Category Archives: Market Overview

Not Another Index Doji!

I know what you’re thinking, “Please no more closing posts, updating the latest doji sighting on the index charts.” Today, however, there was a very rare one and it needs to be noted. A tri-star pattern formed on the S&P 500 daily chart. This is simply three consecutive, narrow opening and closing range or doji… Read More »

Index Indecision

The S&P 500 Index and the NASDAQ Composite had very narrow opening and closing ranges today, forming doji candles on their daily charts. These candles suggest at the least, that traders are conflicted about short-term market direction and they reflect indecision. The Russell 2000 formed a tweezer or two-day reversal pattern, a large white candle… Read More »

Index Indecision

Call them “dojis” or “spinning tops,” the narrow opening and closing ranges on the daily candles of the major indices, reflect indecision. Traders are unsure about the effects of revisions in Federal Reserve policy going forward, and this perplexity is not a good thing as the markets attempt to make new highs.

Fading Candles on the Major Index Charts

A very interesting series of candle closes occurred on the charts of the major U.S. indices on Friday. The DJIA closed above its open and in upper candle range, the S&P 500 index closed above its open in mid-to-upper candle range, the NASDAQ Composite closed below its open in mid-to-lower candle range, and the Russell… Read More »

Hammer Time for DJIA and S&P 500

The intraday reversal formed large hammer candles on the DJIA and the S&P 500 charts. A hammer is considered a bullish reversal candle, hence the term “hammering” out a bottom, but like all candle or price patterns, they require confirmation. If we get some follow-through in coming days, the August lows will be the first… Read More »

Fibonacci Support Levels on Index Charts

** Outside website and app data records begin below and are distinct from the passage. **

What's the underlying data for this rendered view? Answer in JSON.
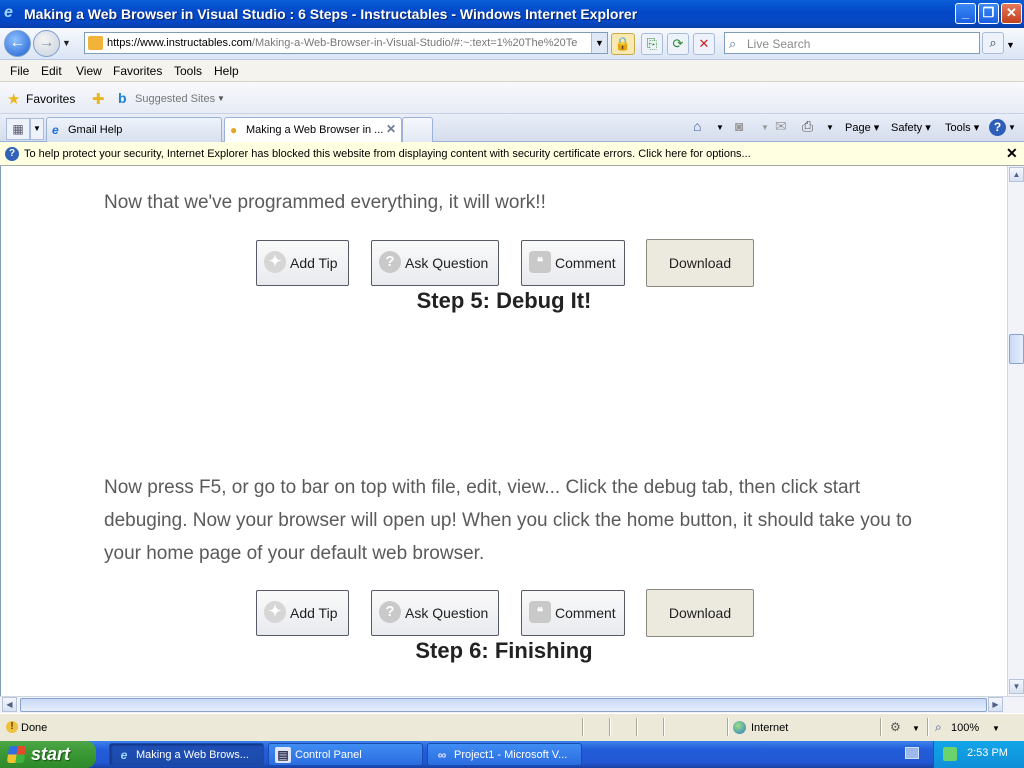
{
  "window": {
    "title": "Making a Web Browser in Visual Studio : 6 Steps - Instructables - Windows Internet Explorer",
    "min": "_",
    "max": "❐",
    "close": "✕"
  },
  "address": {
    "url_host": "https://www.instructables.com",
    "url_path": "/Making-a-Web-Browser-in-Visual-Studio/#:~:text=1%20The%20Te",
    "search_placeholder": "Live Search"
  },
  "menu": [
    "File",
    "Edit",
    "View",
    "Favorites",
    "Tools",
    "Help"
  ],
  "favorites": {
    "label": "Favorites",
    "suggested": "Suggested Sites"
  },
  "tabs": [
    {
      "label": "Gmail Help",
      "active": false
    },
    {
      "label": "Making a Web Browser in ...",
      "active": true
    }
  ],
  "commandbar": {
    "page": "Page",
    "safety": "Safety",
    "tools": "Tools"
  },
  "infobar": {
    "text": "To help protect your security, Internet Explorer has blocked this website from displaying content with security certificate errors. Click here for options..."
  },
  "content": {
    "para1": "Now that we've programmed everything, it will work!!",
    "step5": "Step 5: Debug It!",
    "para2": "Now press F5, or go to bar on top with file, edit, view... Click the debug tab, then click start debuging. Now your browser will open up! When you click the home button, it should take you to your home page of your default web browser.",
    "step6": "Step 6: Finishing",
    "buttons": {
      "add_tip": "Add Tip",
      "ask_question": "Ask Question",
      "comment": "Comment",
      "download": "Download"
    }
  },
  "status": {
    "text": "Done",
    "zone": "Internet",
    "zoom": "100%"
  },
  "taskbar": {
    "start": "start",
    "items": [
      {
        "label": "Making a Web Brows...",
        "active": true
      },
      {
        "label": "Control Panel",
        "active": false
      },
      {
        "label": "Project1 - Microsoft V...",
        "active": false
      }
    ],
    "clock": "2:53 PM"
  }
}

Fibonacci retracement levels measured off the range for the year suggest potential layers of support for the major stock indices. Several are being reinforced by their respective 200 day moving averages and previous important lows. As far as resistance is concerned, its all about the 50 day moving averages, but one step at a time.